Think of a copper roof, glistening in the sun, all shiny and new. Now, add several decades’ wear and consider how immensely more intriguing its patina, burnished green and gray, reflecting the warmth and experience of maturity. Such is the autumnal splendor of Carol Sloane’s voice.
Indeed, though this consummate tribute honors Duke Ellington (and, of course, by association, Billy Strayhorn), it is a Vernon Duke sentiment that leaps immediately to mind. For, what is there to say that hasn’t already been said about Sloane’s vocal charisma?

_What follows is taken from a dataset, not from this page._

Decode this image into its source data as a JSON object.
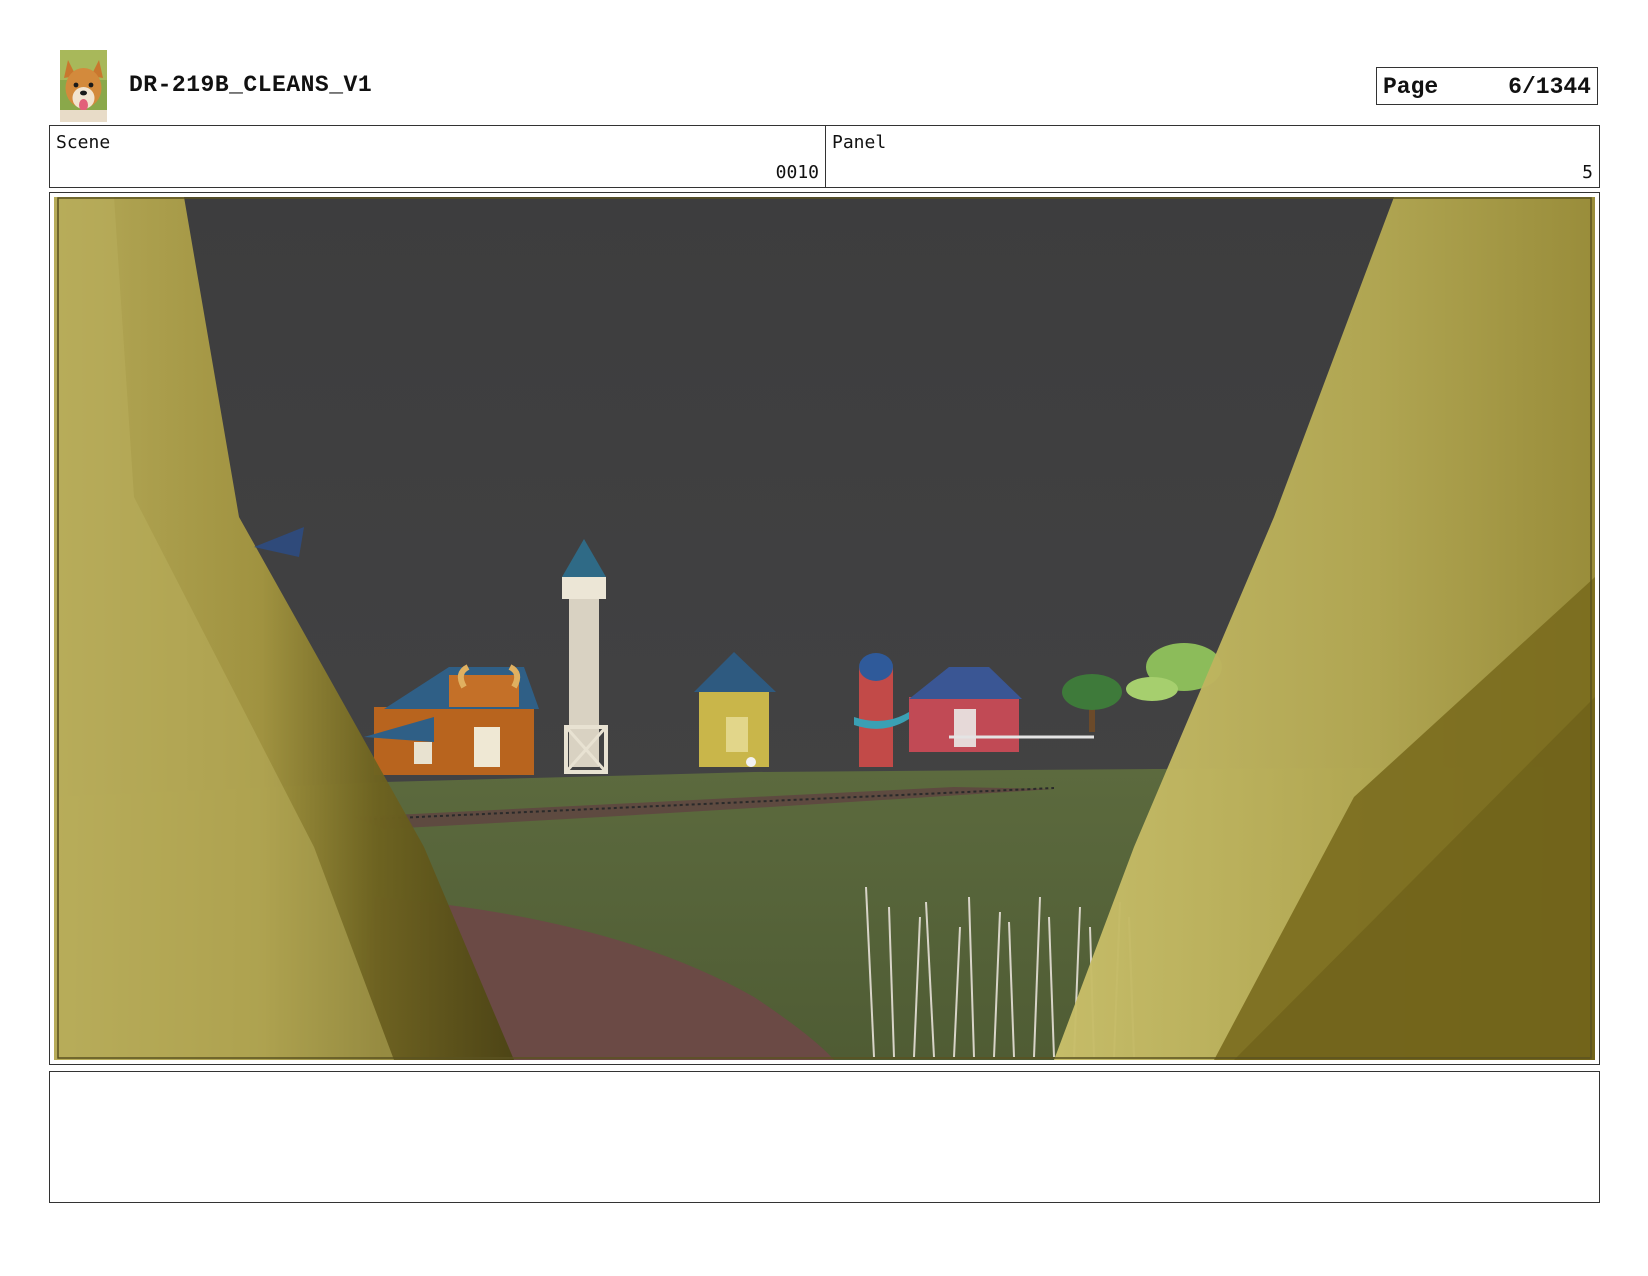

Indeed, nothing, except that her ability to shape 11 duskily majestic tracks supported by just piano (courtesy of Brad Hatfield) plus touches of woodwind and brass (with Ken Peplowski alternating on clarinet and sax) simply heightens their magnificence.

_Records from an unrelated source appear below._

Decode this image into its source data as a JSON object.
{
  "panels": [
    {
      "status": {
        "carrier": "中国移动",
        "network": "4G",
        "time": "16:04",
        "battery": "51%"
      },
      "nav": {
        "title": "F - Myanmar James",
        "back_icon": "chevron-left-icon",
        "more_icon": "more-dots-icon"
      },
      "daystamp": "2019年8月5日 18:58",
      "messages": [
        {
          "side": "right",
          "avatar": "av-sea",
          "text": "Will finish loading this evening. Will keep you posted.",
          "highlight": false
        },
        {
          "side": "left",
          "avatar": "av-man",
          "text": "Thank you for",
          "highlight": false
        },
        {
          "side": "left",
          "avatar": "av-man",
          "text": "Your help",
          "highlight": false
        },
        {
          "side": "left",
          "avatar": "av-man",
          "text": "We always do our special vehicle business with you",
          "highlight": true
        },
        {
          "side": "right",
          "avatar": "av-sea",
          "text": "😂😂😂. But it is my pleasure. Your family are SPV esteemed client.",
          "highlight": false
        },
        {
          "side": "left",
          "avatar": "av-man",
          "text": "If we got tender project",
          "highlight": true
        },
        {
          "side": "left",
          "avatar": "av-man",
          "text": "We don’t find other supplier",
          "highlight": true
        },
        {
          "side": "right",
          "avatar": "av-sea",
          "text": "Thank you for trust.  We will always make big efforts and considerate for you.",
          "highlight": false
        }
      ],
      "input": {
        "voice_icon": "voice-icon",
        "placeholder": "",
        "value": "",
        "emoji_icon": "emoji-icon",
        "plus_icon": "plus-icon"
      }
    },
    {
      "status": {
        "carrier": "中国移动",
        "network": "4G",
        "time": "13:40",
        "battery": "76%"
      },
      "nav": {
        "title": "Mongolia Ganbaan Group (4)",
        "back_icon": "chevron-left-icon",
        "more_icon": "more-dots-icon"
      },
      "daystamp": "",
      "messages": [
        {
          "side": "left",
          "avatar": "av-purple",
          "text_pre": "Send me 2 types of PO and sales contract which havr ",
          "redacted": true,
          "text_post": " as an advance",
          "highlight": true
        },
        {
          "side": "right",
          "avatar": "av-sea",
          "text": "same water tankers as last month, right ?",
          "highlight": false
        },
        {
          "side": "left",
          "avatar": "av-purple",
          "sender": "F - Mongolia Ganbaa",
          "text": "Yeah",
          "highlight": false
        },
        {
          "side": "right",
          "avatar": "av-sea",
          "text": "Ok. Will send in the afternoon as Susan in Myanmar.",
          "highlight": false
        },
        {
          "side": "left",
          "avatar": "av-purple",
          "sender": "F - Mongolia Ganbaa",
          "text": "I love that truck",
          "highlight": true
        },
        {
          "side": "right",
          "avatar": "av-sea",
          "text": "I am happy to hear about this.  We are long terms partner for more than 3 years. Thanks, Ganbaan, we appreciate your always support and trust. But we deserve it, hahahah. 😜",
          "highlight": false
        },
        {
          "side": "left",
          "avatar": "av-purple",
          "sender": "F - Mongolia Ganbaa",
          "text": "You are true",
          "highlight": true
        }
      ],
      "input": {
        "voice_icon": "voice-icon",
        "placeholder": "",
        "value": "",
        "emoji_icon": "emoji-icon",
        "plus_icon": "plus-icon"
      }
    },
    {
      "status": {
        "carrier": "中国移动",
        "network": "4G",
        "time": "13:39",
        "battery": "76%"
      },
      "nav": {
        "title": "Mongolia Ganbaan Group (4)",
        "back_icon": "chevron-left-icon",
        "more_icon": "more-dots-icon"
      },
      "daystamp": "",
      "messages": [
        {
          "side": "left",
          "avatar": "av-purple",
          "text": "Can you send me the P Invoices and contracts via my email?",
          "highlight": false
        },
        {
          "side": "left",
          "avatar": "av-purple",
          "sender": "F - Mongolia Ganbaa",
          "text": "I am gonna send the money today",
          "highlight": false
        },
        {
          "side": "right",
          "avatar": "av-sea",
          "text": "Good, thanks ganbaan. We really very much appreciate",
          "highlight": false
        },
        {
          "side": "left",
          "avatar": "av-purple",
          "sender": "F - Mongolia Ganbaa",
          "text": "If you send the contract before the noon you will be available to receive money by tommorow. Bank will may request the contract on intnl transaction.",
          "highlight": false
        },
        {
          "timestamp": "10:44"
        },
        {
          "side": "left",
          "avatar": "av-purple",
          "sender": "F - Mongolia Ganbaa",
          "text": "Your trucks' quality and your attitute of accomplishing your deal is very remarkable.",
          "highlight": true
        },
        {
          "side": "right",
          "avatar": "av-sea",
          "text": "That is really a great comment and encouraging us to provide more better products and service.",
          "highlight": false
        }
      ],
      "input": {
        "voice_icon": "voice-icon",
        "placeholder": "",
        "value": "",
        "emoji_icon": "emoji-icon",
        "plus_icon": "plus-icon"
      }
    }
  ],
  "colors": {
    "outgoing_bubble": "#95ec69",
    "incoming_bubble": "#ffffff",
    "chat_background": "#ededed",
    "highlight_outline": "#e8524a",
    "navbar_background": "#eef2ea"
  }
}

On the subject of her sidemen, there’s a 12th instrumental track, with Peplowski and Hatfield stretching out on a leisurely meander through “Serenade to Sweden,” reminding us that, as musical sojourns go, it rivals the contended coziness of “(Back Home Again In) Indiana.” And, on the album-closing “Just Squeeze Me,” Peplowski also proves Sloane’s able vocal partner, the two of them blending so marvelously that it’s fair to herald them jazz singing’s equivalent of Ginger and Fred (or, given Peplowski’s penchant for winningly goofy asides, perhaps more accurately, Dean and Jerry).